In the very next sentence, “transcendent naturalistic purpose” has completed the transformation from egg to butterfly, and becomes “transcendent moral purpose!” Again quoting Price,
If selection is the only natural source of purpose, then transcendent moral purpose could exist if selection were operating at some level more fundamental than the biological. Specifically, transcendent purpose would require a process of cosmological natural selection, with universes being selected from a multiverse based on their reproductive ability, and intelligence emerging (as a subroutine of cosmological evolution) as a higher-level adaptation for universe reproduction. From this perspective, intelligent life (including its moral systems) would have a transcendent purpose: to eventually develop the sociopolitical and technical expertise that would enable it to cooperatively create new universes… These ideas are highly speculative and may seem strange, especially if you haven’t heard them before.
That’s for sure! In his conclusion Price gets a bit slippery about whether he personally buys into this extravagant word game.
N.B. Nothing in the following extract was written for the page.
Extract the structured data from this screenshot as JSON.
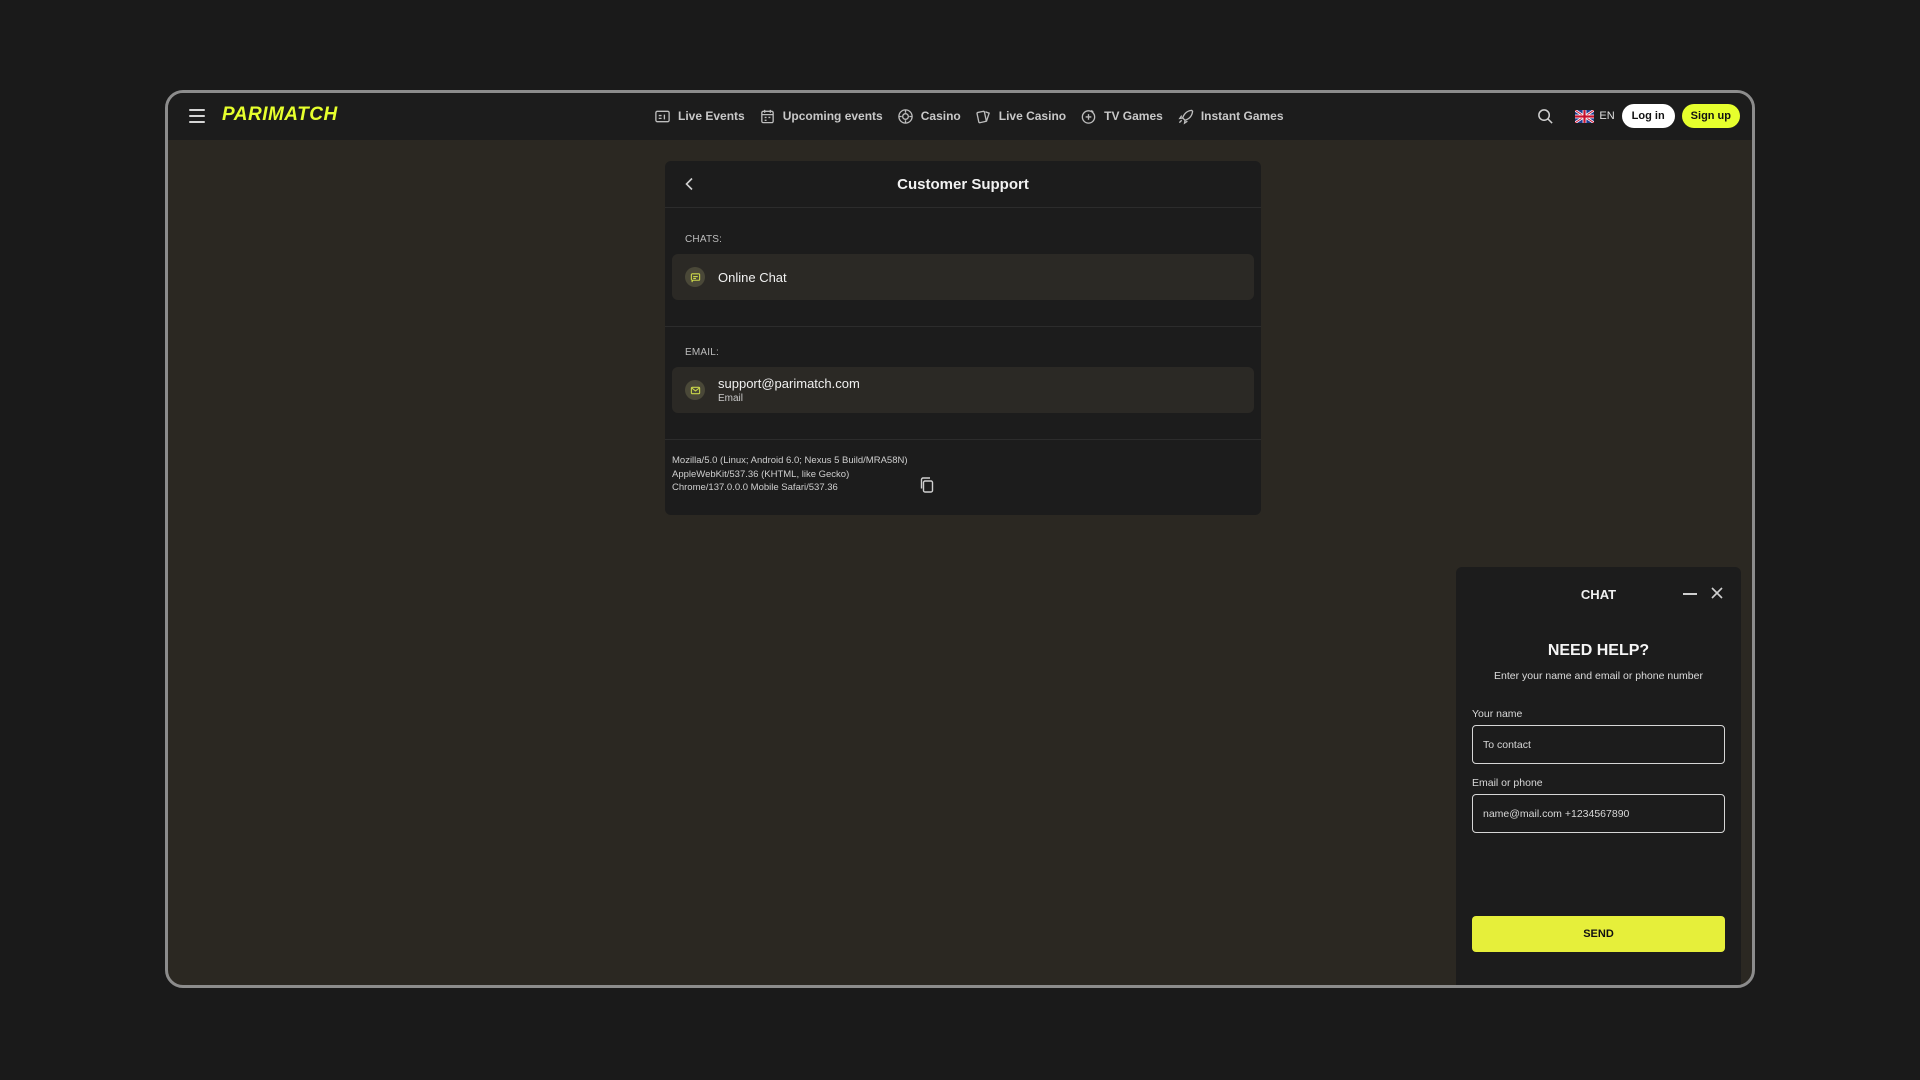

As he puts it,
At any rate, my goal here is not to argue that these ideas are likely to be true, nor that they are likely to be false. I simply want to point out that if they’re false, then it seems like it must also be false – from a naturalistic perspective, at least – that morality could have any transcendent purpose.
This implies that Price accepts the idea that, if “these ideas are likely to be true,” then morality actually could have a “transcendent purpose.” Apparently we are to assume that moral rules could somehow acquire objective legitimacy by virtue of having a “transcendent purpose.” The “proof” goes something like this:
1. Morality evolved because it serves a “purpose.”
2. Miracle a happens
3. Therefore, morality evolved because it serves a purpose.
4. Miracle b happens
5. Therefore, morality evolved to serve an independent naturalistic purpose.
6. Miracle c happens
7. Therefore, morality evolved to serve a transcendental moral purpose.
8. Miracle d happens
9. If a transcendental moral purpose exists, then it automatically becomes our duty to obey moral rules that serve that purpose. The rules acquire objective legitimacy.
So much for a rigorous demonstration that a new God in the form of “transcendental moral purpose” exists to replace the old God. I doubt much has been gained here. At least the “proofs” of the old God’s existence didn’t require such a high level of “mental flexibility.” Would it be impertinent to ask how the emotional responses we normally associate with morality could become completely divorced from the “transcendental moral purpose,” to serve which we are to believe they actually exist? Has anyone told the genes responsible for the predispositions that are the ultimate cause of our moral behavior about this “transcendental moral purpose?”
In short, it’s clear that while belief in God is falling out of fashion, at least in some countries, belief in an equally imaginary “objective morality” most decidedly is not. We have just reviewed an example of the ludicrous lengths to which our philosophers and “experts on morality” are willing to go to prop up their faith in this particular mirage. It has been much easier for them to give up the God fantasy than the fantasy of their own moral righteousness. Indeed, legions of these “experts on morality” would quickly find themselves unemployed if it were generally realized that what they claim to be “expert” about is a mere fantasy. So goes life in the asylum.